■ **WHAT IS NEEDED**
Which lines of the records contain the word "JSON"? Copy each one.

■ **PROVIDED RECORDS**
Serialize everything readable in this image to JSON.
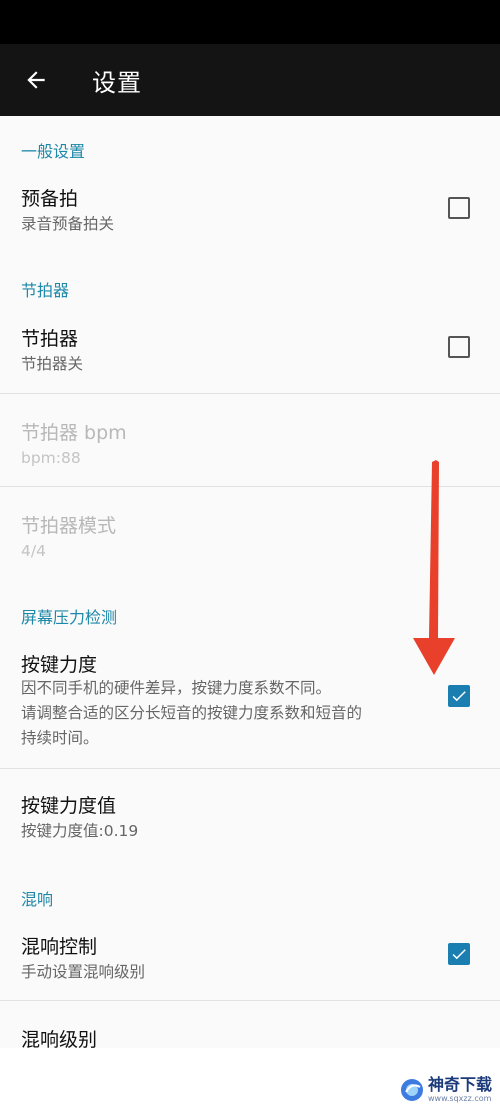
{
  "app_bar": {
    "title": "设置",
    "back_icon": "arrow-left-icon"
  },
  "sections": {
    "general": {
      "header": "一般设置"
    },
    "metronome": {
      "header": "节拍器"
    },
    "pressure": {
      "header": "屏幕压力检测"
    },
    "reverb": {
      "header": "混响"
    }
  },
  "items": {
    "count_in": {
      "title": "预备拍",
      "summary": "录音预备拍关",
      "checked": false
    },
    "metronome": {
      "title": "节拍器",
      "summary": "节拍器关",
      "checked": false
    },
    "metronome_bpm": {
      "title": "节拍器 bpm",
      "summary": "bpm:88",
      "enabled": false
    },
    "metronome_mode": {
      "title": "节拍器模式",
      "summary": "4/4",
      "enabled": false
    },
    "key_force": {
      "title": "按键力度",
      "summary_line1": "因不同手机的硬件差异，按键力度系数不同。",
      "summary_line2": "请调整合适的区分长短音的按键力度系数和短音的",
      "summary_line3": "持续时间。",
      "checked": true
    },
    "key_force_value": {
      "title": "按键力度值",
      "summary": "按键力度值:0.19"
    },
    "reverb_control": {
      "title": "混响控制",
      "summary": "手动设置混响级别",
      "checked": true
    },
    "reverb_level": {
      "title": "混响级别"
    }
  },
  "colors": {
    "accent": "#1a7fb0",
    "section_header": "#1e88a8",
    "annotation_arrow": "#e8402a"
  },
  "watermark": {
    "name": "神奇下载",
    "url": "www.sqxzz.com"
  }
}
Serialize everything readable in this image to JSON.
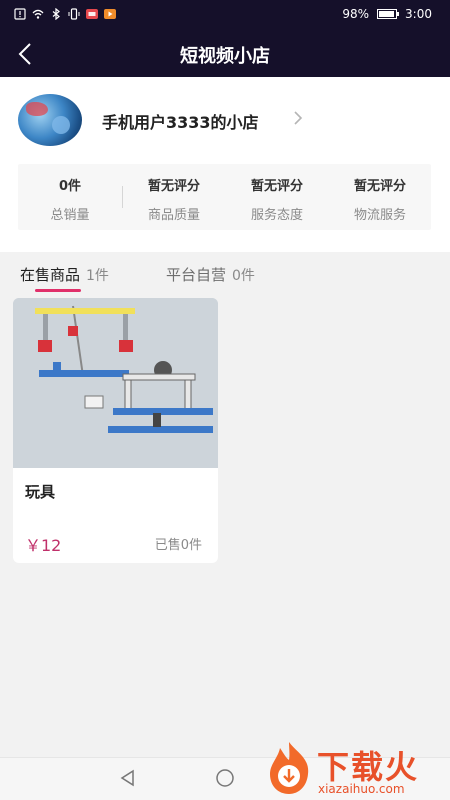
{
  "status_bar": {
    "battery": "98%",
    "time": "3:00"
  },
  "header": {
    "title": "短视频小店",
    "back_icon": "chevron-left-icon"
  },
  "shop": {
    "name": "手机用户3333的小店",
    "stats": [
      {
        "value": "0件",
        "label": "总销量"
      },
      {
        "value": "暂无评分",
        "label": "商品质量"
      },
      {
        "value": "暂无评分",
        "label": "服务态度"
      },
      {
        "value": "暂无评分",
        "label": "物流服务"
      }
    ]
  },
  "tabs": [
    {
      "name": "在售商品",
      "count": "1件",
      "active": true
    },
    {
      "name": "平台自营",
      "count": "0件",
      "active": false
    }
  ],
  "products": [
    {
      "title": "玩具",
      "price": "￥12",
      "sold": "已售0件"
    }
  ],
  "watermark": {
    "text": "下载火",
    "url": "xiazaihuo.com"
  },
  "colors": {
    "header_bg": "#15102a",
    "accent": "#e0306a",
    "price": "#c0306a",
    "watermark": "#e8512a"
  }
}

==

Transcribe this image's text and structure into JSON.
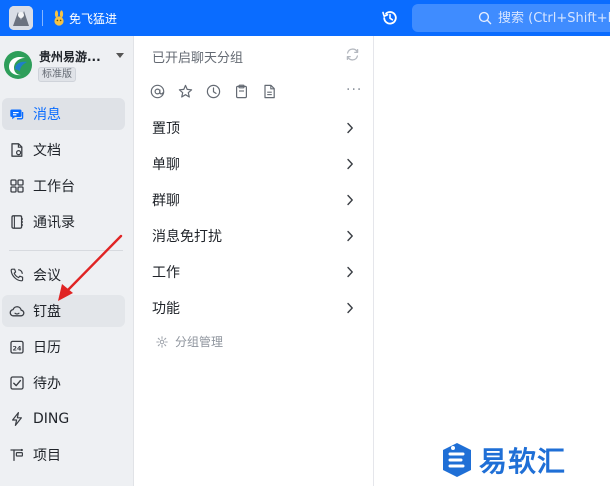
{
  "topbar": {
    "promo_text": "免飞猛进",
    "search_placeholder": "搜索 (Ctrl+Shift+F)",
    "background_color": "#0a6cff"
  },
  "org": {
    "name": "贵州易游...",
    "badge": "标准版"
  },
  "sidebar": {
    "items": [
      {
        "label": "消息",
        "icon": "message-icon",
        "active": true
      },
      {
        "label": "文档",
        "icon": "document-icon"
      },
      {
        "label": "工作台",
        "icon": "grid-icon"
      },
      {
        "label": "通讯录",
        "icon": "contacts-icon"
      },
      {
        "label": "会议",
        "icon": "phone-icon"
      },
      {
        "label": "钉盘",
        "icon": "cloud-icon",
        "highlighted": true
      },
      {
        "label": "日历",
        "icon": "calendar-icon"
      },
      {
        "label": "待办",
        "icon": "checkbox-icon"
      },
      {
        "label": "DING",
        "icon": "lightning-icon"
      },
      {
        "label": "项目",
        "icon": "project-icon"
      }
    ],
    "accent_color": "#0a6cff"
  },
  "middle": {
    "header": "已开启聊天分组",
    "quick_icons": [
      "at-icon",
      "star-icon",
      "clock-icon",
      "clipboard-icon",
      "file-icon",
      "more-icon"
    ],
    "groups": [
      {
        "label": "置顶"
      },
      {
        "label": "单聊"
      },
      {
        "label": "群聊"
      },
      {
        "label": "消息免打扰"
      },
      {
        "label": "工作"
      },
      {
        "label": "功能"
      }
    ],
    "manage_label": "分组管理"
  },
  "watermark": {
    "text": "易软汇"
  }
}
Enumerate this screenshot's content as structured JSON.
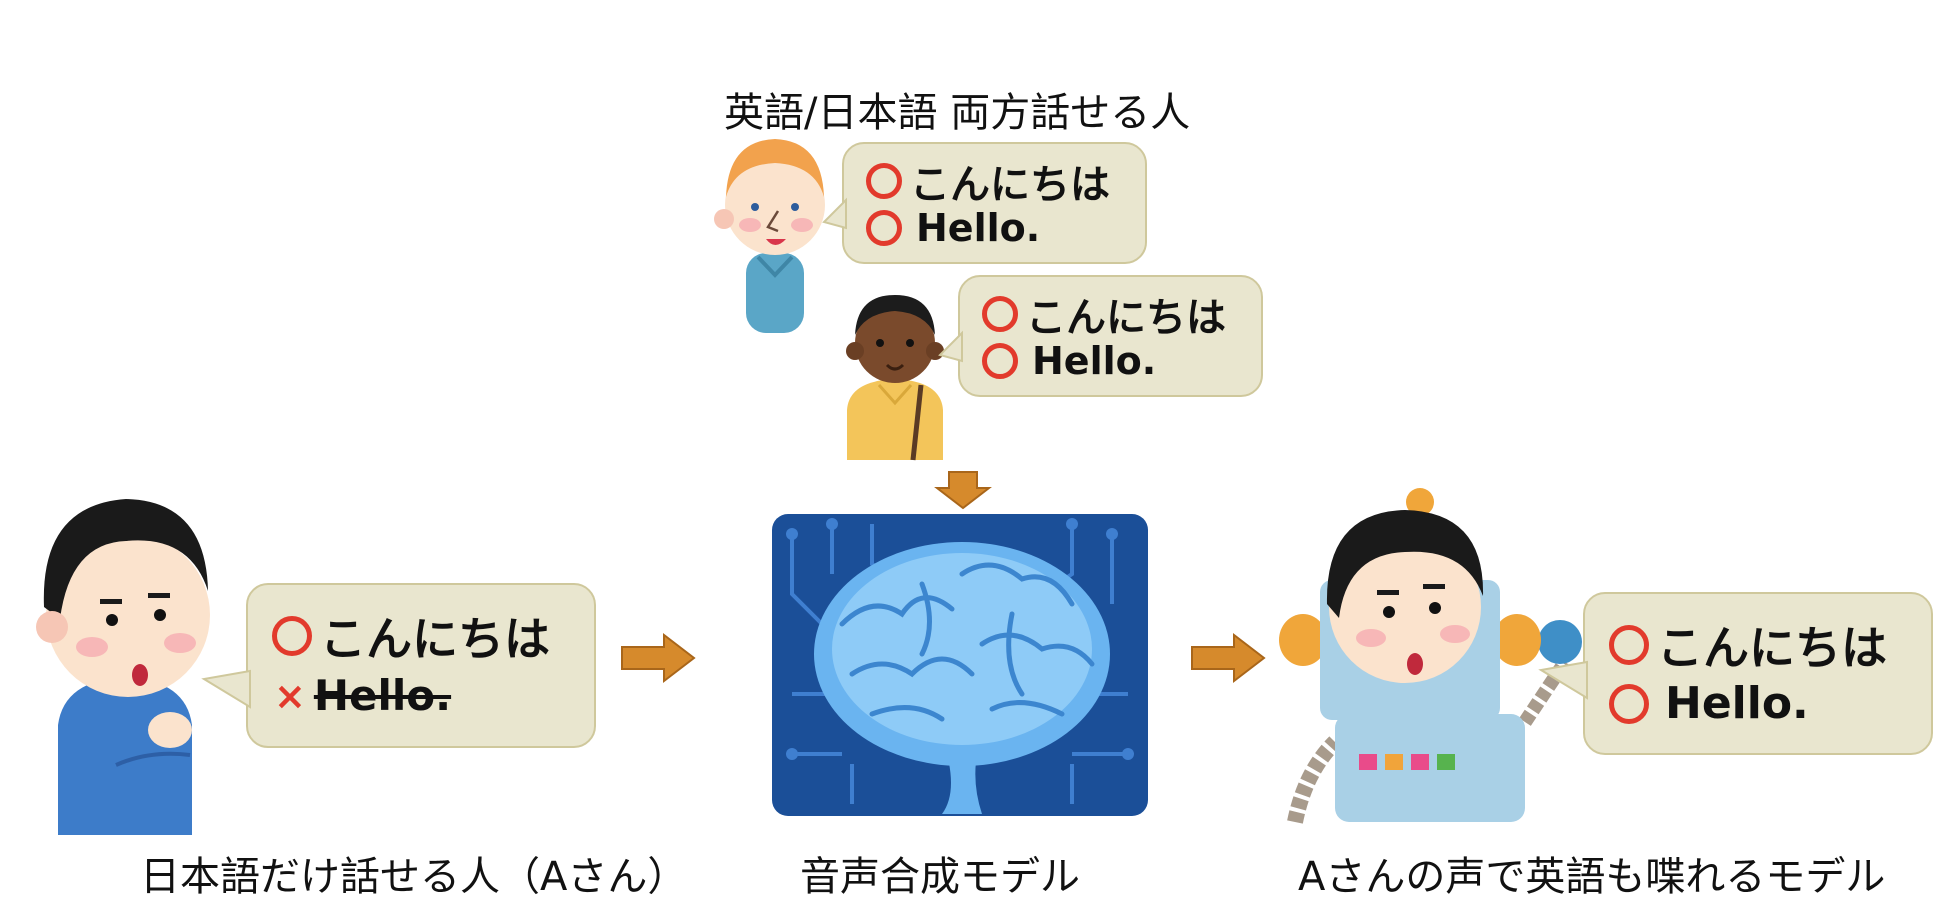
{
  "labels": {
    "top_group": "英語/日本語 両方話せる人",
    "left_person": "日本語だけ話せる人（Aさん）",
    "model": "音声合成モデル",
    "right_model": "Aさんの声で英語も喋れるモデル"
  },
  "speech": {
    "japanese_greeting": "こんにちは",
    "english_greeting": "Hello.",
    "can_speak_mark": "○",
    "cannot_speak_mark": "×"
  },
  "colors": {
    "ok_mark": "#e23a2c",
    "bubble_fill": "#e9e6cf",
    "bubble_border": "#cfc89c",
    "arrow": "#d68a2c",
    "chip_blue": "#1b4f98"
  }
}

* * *

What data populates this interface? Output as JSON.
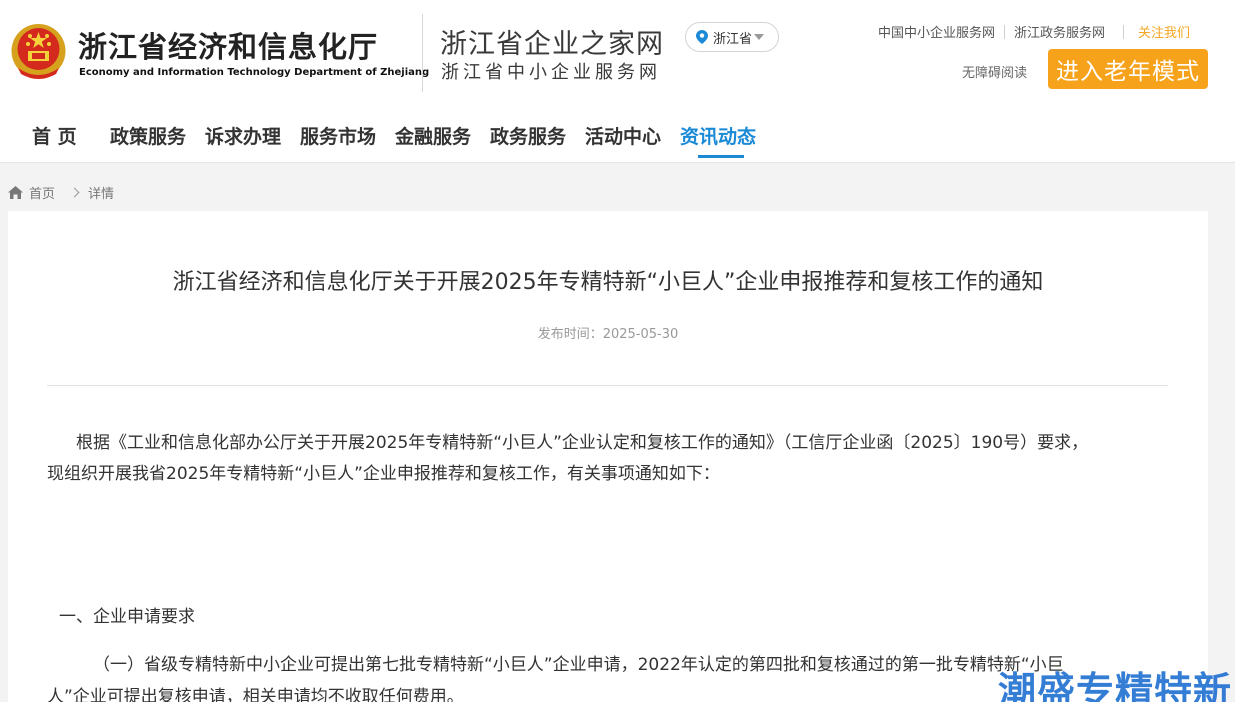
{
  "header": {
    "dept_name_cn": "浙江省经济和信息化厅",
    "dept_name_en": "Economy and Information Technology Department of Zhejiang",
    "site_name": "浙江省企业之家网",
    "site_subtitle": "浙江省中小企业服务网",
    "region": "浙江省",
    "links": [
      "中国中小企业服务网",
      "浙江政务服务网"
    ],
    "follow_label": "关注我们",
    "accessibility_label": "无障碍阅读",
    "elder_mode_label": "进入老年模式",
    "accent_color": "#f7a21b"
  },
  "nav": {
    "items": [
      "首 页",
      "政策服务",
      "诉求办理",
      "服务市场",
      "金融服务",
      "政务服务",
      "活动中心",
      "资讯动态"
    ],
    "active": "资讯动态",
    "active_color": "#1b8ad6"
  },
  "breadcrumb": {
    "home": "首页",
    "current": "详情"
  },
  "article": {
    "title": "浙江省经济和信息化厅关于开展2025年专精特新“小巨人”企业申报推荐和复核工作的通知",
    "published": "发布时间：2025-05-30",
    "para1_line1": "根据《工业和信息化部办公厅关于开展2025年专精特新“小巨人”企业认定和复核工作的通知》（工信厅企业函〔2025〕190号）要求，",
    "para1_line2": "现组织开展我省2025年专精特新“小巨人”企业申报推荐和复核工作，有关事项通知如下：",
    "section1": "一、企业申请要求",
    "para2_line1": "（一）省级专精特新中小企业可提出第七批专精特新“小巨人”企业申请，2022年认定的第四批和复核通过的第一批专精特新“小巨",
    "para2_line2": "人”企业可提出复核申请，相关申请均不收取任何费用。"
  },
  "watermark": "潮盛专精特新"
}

■ **SOLVED PROBLEM**
Serialize everything readable in this image to JSON.
Serialize everything readable in this image to JSON.
Transcribe this image's text and structure into JSON.
Enumerate this screenshot's content as structured JSON.
What data populates this interface? Output as JSON.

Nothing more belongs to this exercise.